Dr. Garson was born in and grew up in Kamloops, a city of approximately 90,000 residents in BC’s Thompson-Okanagan region. After earning her medical degree from the Southern Medical Program (SMP) based at UBC Okanagan, Dr. Garson is now completing her two-year residency in her beloved hometown. She splits her time between practicing and learning at Aberdeen Medical Centre and Royal Inland Hospital.
“There’s not a ton of Garsons in town,” she says. Occasionally a new patient noticing her last name shares stories about her kin, including her father Bruce who passed away in 2013. “So I pick up my own family history just by practising here.”
Dr. Garson didn’t come from a medical family. Her mother worked in IT at Thompson Rivers University, while her dad — a jack-of-all-trades — was a semi-pro hockey player, a cop and worked in the restaurant industry. Yet no one who knew Dr. Garson growing up in Kamloops would be particularly surprised that, by the end of this year, she’ll be a licensed physician.
“If you asked my mom she would definitely say I was a nurturing child,” laughs Dr. Garson. With friends growing up, “I would be like the mom of the group. I liked that role and I like looking after people.”
At 16 the idea of pursuing medicine began to tug at her. When her grandmother, who lived nearby, had a tumour removed, Dr. Garson moved in with her for nearly a month to help her recover. When her father’s health declined due to Alzheimer’s, she helped look after him as well.
For Dr. Garson, community has long been important. “I’ve never been one that’s needed to see the sights or travel around the world, or be in a big city,” she explains.
When exploring options for medical school, the SMP appealed to Dr. Garson because of its smaller classes and links to clinical training partners in the Kamloops region.
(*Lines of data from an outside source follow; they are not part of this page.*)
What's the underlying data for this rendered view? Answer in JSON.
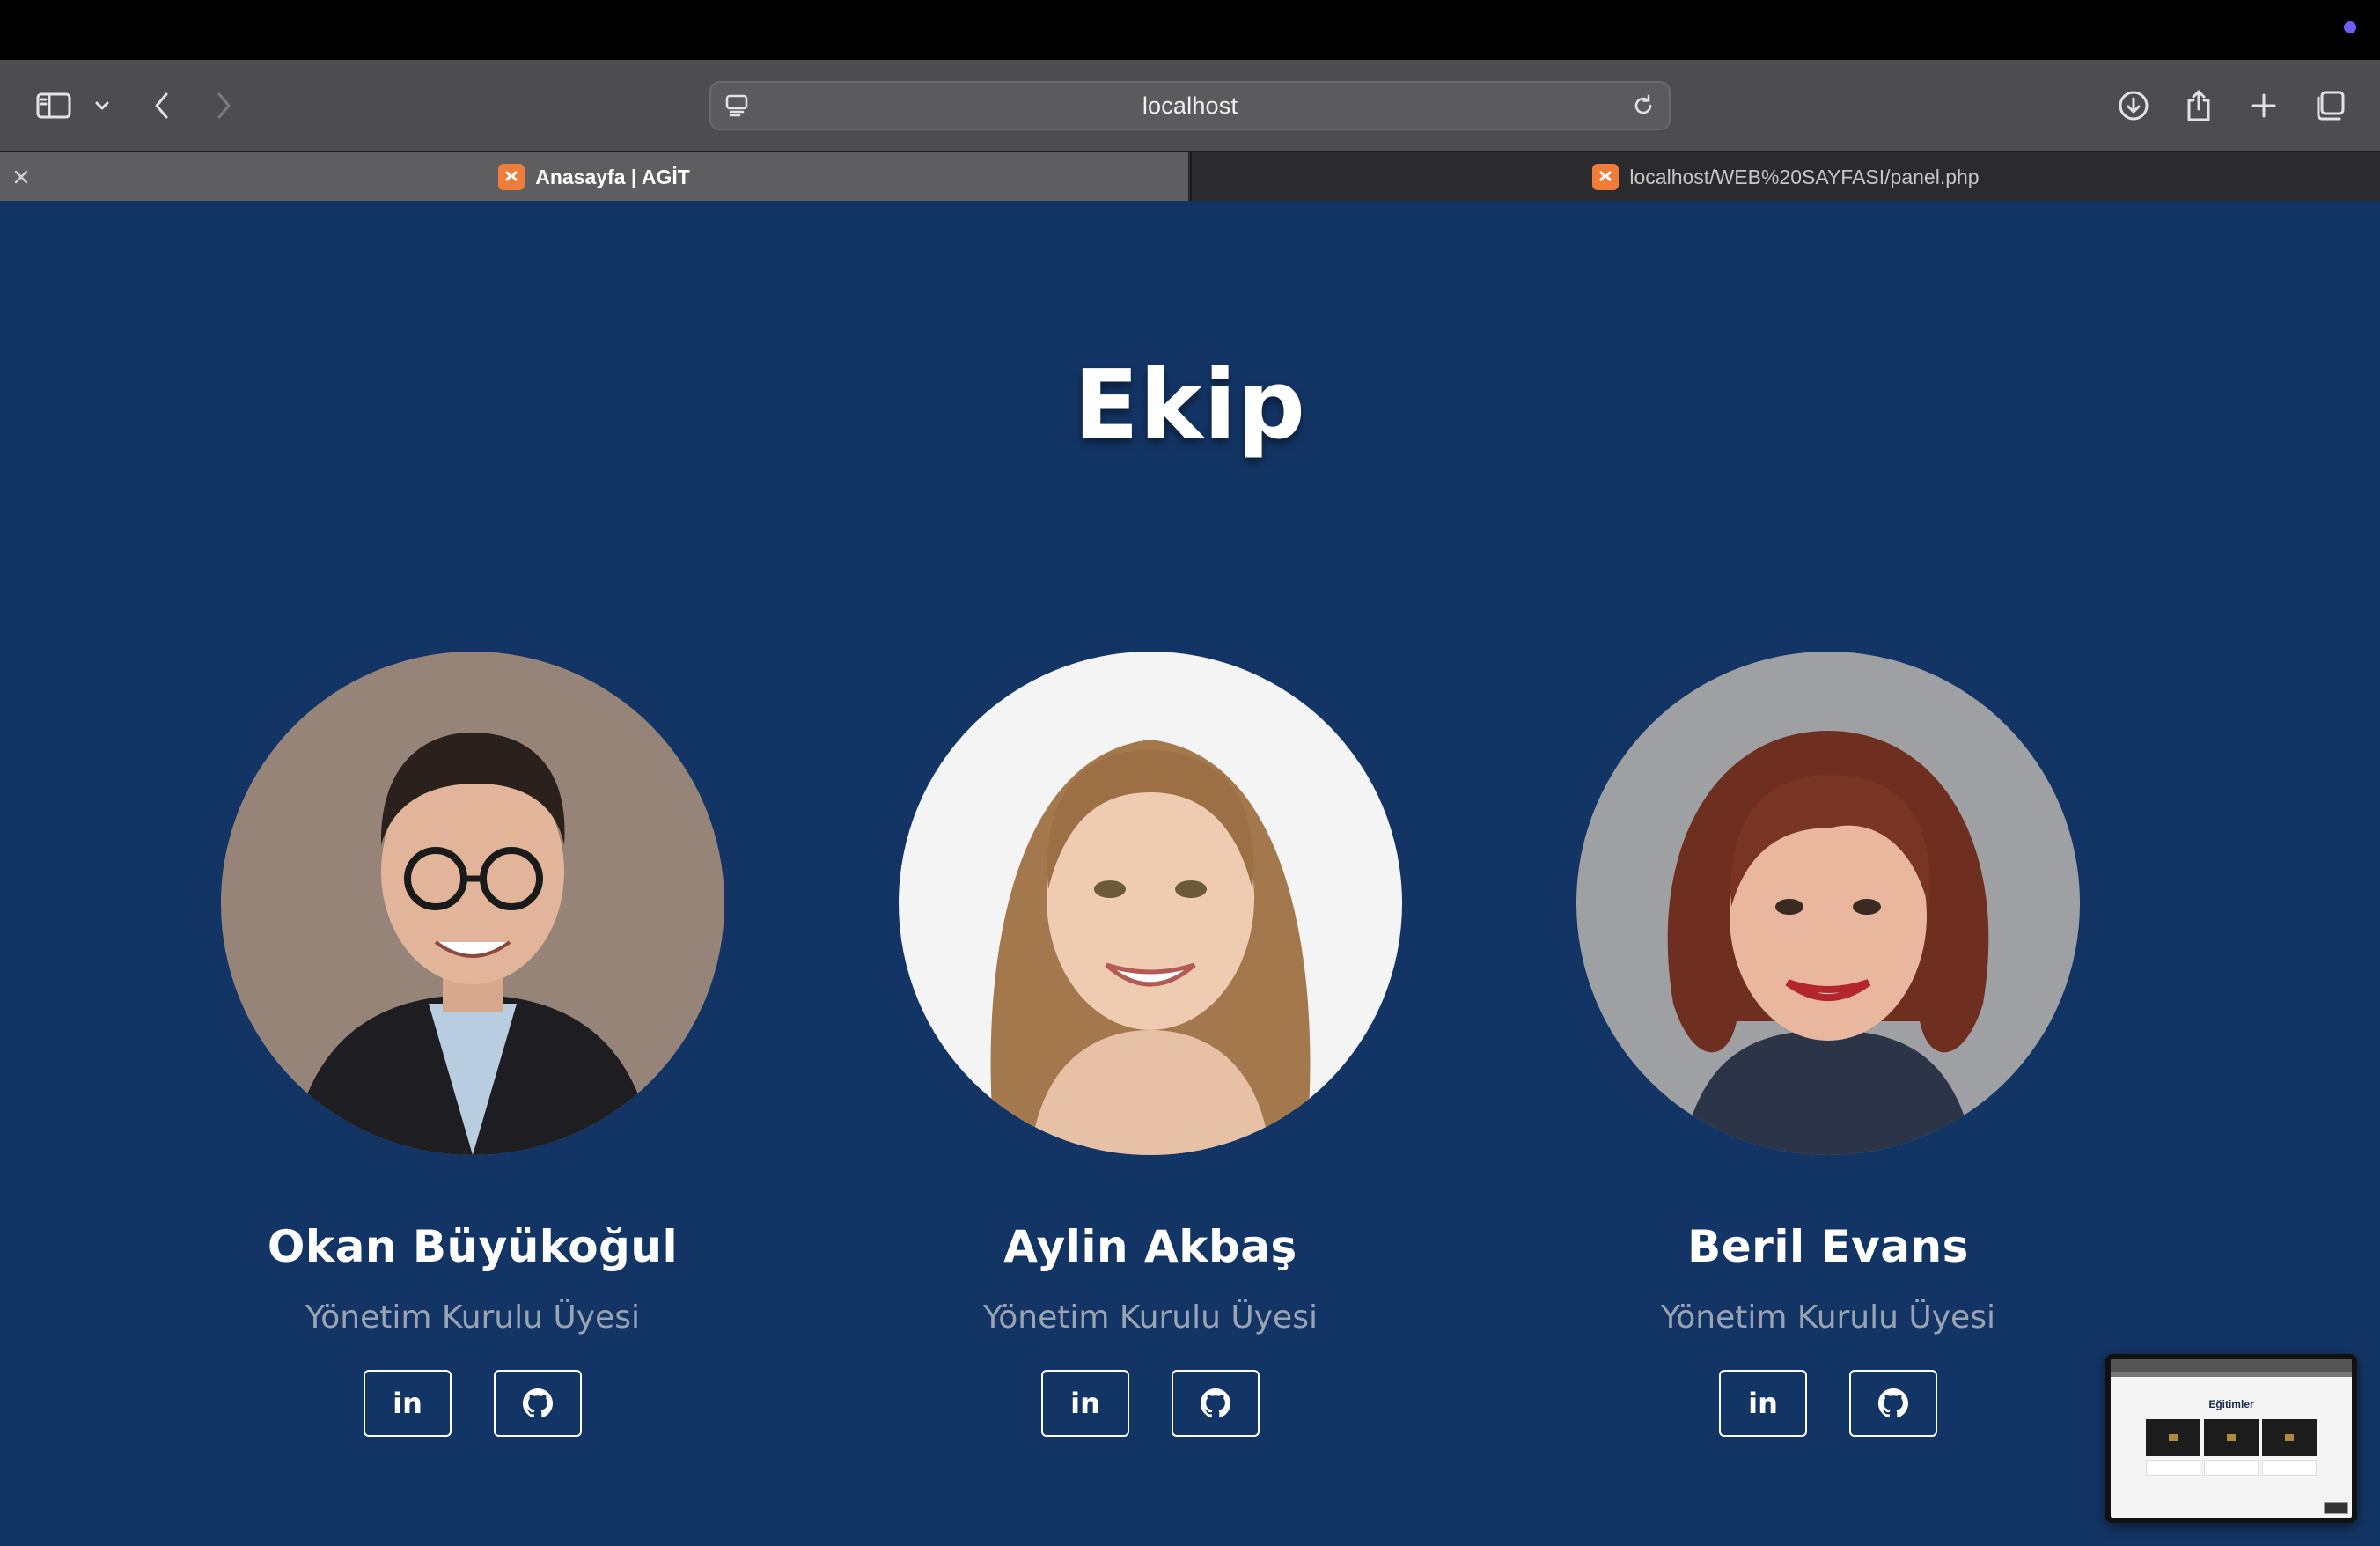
{
  "browser": {
    "url": "localhost",
    "tabs": [
      {
        "title": "Anasayfa | AGİT",
        "active": true
      },
      {
        "title": "localhost/WEB%20SAYFASI/panel.php",
        "active": false
      }
    ]
  },
  "page": {
    "background_color": "#133565",
    "section_title": "Ekip",
    "members": [
      {
        "name": "Okan Büyükoğul",
        "role": "Yönetim Kurulu Üyesi",
        "linkedin_label": "in",
        "github_icon": "github-icon"
      },
      {
        "name": "Aylin Akbaş",
        "role": "Yönetim Kurulu Üyesi",
        "linkedin_label": "in",
        "github_icon": "github-icon"
      },
      {
        "name": "Beril Evans",
        "role": "Yönetim Kurulu Üyesi",
        "linkedin_label": "in",
        "github_icon": "github-icon"
      }
    ]
  },
  "thumbnail": {
    "title": "Eğitimler"
  }
}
The SMP, she says, delivered on her desire for a sense of community that she feared would be missing at a larger university.
Every year, UBC admits 288 new students to its undergraduate medical program. The bulk attend the university’s Vancouver campus, but the remainder — 32 students per region — attend satellite programs at the University of Victoria, the University of Northern British Columbia and UBCO. Established at UBCO in 2011, the SMP was designed to help medical students “meet the health-care challenges of tomorrow,” and serve the needs of communities throughout the Interior Health region.
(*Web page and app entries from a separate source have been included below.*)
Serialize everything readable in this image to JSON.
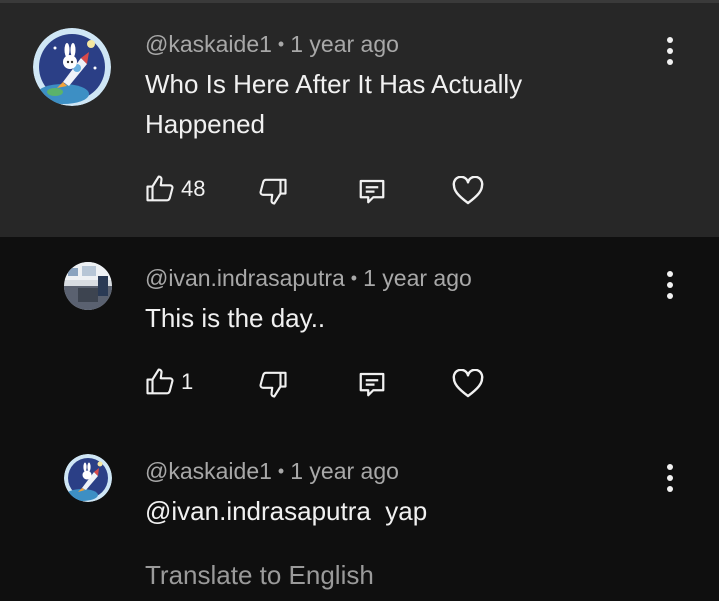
{
  "comments": [
    {
      "author": "@kaskaide1",
      "time": "1 year ago",
      "text_line1": "Who Is Here After It Has Actually",
      "text_line2": "Happened",
      "likes": "48"
    },
    {
      "author": "@ivan.indrasaputra",
      "time": "1 year ago",
      "text": "This is the day..",
      "likes": "1"
    },
    {
      "author": "@kaskaide1",
      "time": "1 year ago",
      "text": "@ivan.indrasaputra  yap",
      "translate_label": "Translate to English"
    }
  ],
  "separator": "•",
  "icons": {
    "like": "thumb-up-icon",
    "dislike": "thumb-down-icon",
    "reply": "reply-icon",
    "heart": "heart-icon",
    "more": "more-vert-icon"
  },
  "colors": {
    "highlight_bg": "#272727",
    "page_bg": "#0f0f0f",
    "meta_text": "#a8a8a8",
    "translate_text": "#9a9a9a"
  }
}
“As a medical student in a smaller community,” explains Dr. Garson, “if you’re interested in being a surgeon in the future, there’s lots of opportunity to be a first assist. You might be driving the camera, so the surgeon can see what they’re doing, or retracting skin. You can really be part of the action.
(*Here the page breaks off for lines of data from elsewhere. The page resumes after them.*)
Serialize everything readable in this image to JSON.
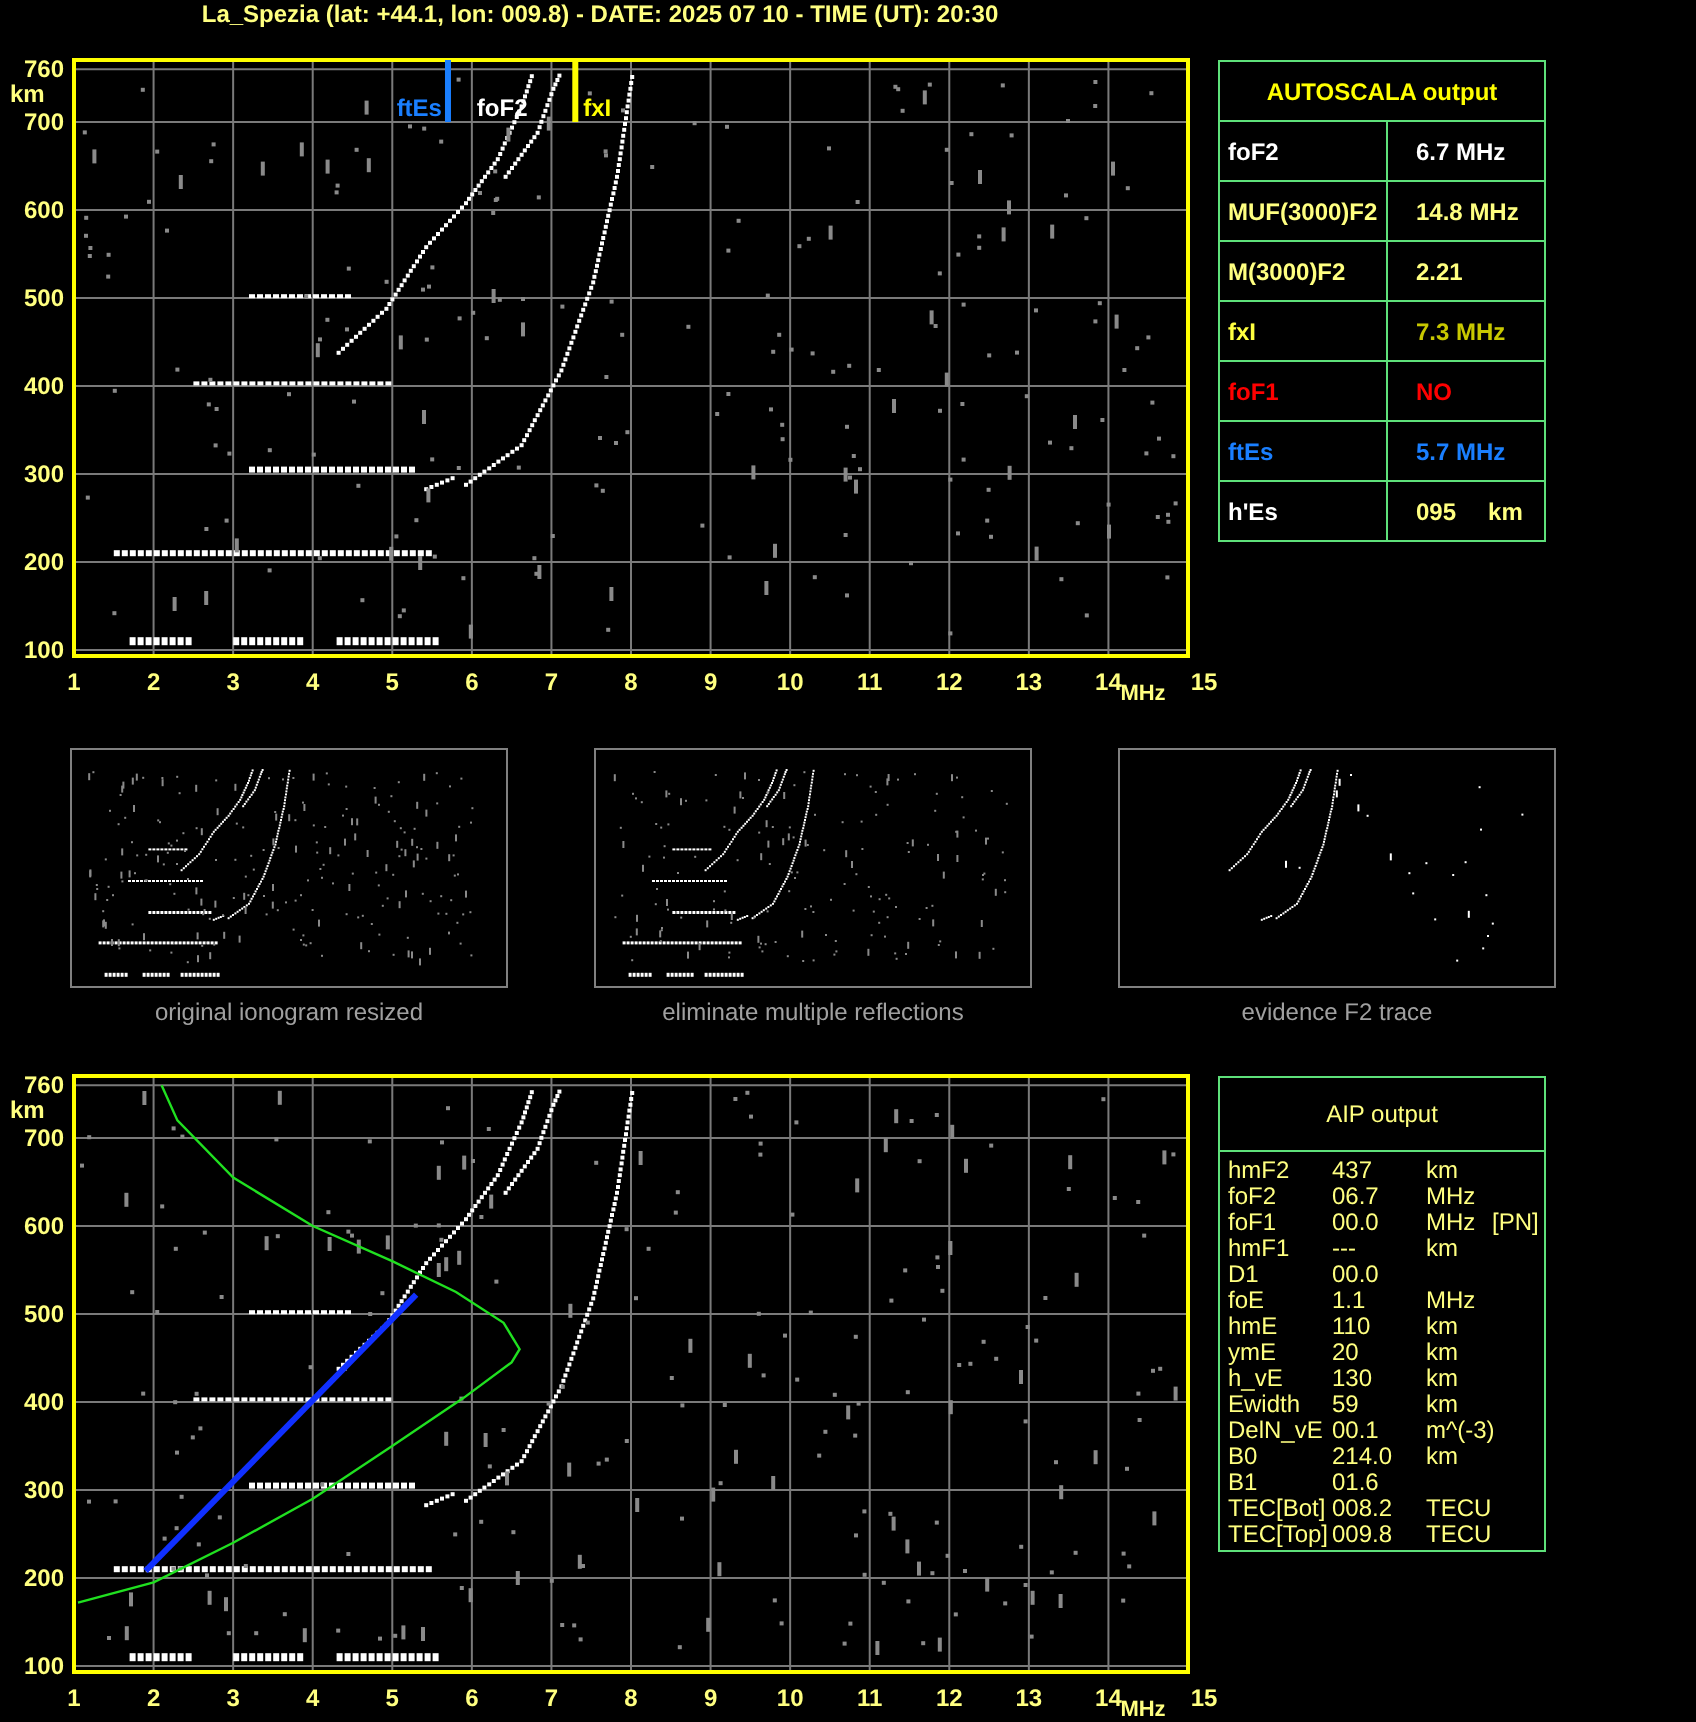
{
  "title": "La_Spezia (lat: +44.1, lon: 009.8) - DATE: 2025 07 10 - TIME (UT): 20:30",
  "ionogram": {
    "y_unit": "km",
    "y_ticks": [
      "760",
      "700",
      "600",
      "500",
      "400",
      "300",
      "200",
      "100"
    ],
    "x_ticks": [
      "1",
      "2",
      "3",
      "4",
      "5",
      "6",
      "7",
      "8",
      "9",
      "10",
      "11",
      "12",
      "13",
      "14",
      "15"
    ],
    "x_unit": "MHz",
    "markers": [
      {
        "label": "ftEs",
        "color": "#1a7fff"
      },
      {
        "label": "foF2",
        "color": "#ffffff"
      },
      {
        "label": "fxI",
        "color": "#ffff00"
      }
    ]
  },
  "autoscala": {
    "title": "AUTOSCALA output",
    "rows": [
      {
        "name": {
          "text": "foF2",
          "color": "#ffffff"
        },
        "value": {
          "text": "6.7 MHz",
          "color": "#ffffff"
        }
      },
      {
        "name": {
          "text": "MUF(3000)F2",
          "color": "#ffff80"
        },
        "value": {
          "text": "14.8 MHz",
          "color": "#ffff80"
        }
      },
      {
        "name": {
          "text": "M(3000)F2",
          "color": "#ffff80"
        },
        "value": {
          "text": "2.21",
          "color": "#ffff80"
        }
      },
      {
        "name": {
          "text": "fxI",
          "color": "#ffff40"
        },
        "value": {
          "text": "7.3 MHz",
          "color": "#c8c800"
        }
      },
      {
        "name": {
          "text": "foF1",
          "color": "#ff0000"
        },
        "value": {
          "text": "NO",
          "color": "#ff0000"
        }
      },
      {
        "name": {
          "text": "ftEs",
          "color": "#1a7fff"
        },
        "value": {
          "text": "5.7 MHz",
          "color": "#1a7fff"
        }
      },
      {
        "name": {
          "text": "h'Es",
          "color": "#ffffff"
        },
        "value": {
          "text": "095",
          "unit": "km",
          "color": "#ffff80"
        }
      }
    ]
  },
  "thumbnails": [
    {
      "kind": "original",
      "caption": "original ionogram resized"
    },
    {
      "kind": "filtered",
      "caption": "eliminate multiple reflections"
    },
    {
      "kind": "f2_trace",
      "caption": "evidence F2 trace"
    }
  ],
  "aip_ionogram": {
    "y_unit": "km",
    "y_ticks": [
      "760",
      "700",
      "600",
      "500",
      "400",
      "300",
      "200",
      "100"
    ],
    "x_ticks": [
      "1",
      "2",
      "3",
      "4",
      "5",
      "6",
      "7",
      "8",
      "9",
      "10",
      "11",
      "12",
      "13",
      "14",
      "15"
    ],
    "x_unit": "MHz"
  },
  "aip": {
    "title": "AIP output",
    "rows": [
      {
        "name": "hmF2",
        "value": "437",
        "unit": "km"
      },
      {
        "name": "foF2",
        "value": "06.7",
        "unit": "MHz"
      },
      {
        "name": "foF1",
        "value": "00.0",
        "unit": "MHz",
        "note": "[PN]"
      },
      {
        "name": "hmF1",
        "value": "---",
        "unit": "km"
      },
      {
        "name": "D1",
        "value": "00.0"
      },
      {
        "name": "foE",
        "value": "1.1",
        "unit": "MHz"
      },
      {
        "name": "hmE",
        "value": "110",
        "unit": "km"
      },
      {
        "name": "ymE",
        "value": "20",
        "unit": "km"
      },
      {
        "name": "h_vE",
        "value": "130",
        "unit": "km"
      },
      {
        "name": "Ewidth",
        "value": "59",
        "unit": "km"
      },
      {
        "name": "DelN_vE",
        "value": "00.1",
        "unit": "m^(-3)"
      },
      {
        "name": "B0",
        "value": "214.0",
        "unit": "km"
      },
      {
        "name": "B1",
        "value": "01.6"
      },
      {
        "name": "TEC[Bot]",
        "value": "008.2",
        "unit": "TECU"
      },
      {
        "name": "TEC[Top]",
        "value": "009.8",
        "unit": "TECU"
      }
    ]
  }
}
“In the clinic in our community,” she continues, “I do minor procedures independently. I’ll do a skin biopsy on my own or an IUD insertion for contraceptive management. So I get to do some procedural things which I enjoy. It’s not necessarily everybody’s cup of tea. But certainly, at our site and just the smaller sites in general, there’s lots of opportunity to be hands-on.”
Now, as a family medicine resident close to achieving her dream of being a full-fledged physician, Dr. Garson currently rotates between the Aberdeen Clinic and Royal Inland Hospital. She’s getting a taste of many medical specialties including surgery, internal medicine, emergency medicine, psychiatry and obstetrics.
As she started transitioning from medical school to residency, Dr. Garson was more supervised at first. Now, doing full-care family practice at Aberdeen, she has more autonomy. “If I’m not confident about something, I can pick the brain of my preceptor [medical supervisor] and run my plans by her.”
By nature, Dr. Garson describes herself as someone with a generalist personality and as a “fixer.” Those traits dovetail nicely with family medicine, which demands competence in a variety of medical skill sets. Tailoring her future practice to the needs of Kamloops, she sees a strong possibility that she will focus on palliative care.
“I like doing longitudinal care. You get to know your patients well. You see them through the good, the bad and everything in between. To me, that’s a privilege.”
Recently married, Dr. Garson was so confident in her opportunities to practice medicine in her hometown after her SMP education that she and her husband bought a home. “There’s such a shortage of family doctors here in Kamloops and BC in general. So there’s value in me staying here.”
An avid golfer like her partner — there are seven courses in Kamloops — Dr. Garson looks forward to the work-life balance a medical career in Kamloops offers. Since buying her home, she’s been laying down a new floor and doing other renovations.
And, as a “fixer” at heart, she looks forward to a life-long career in Kamloops where she’ll also have the opportunity to repair the health of those in her community.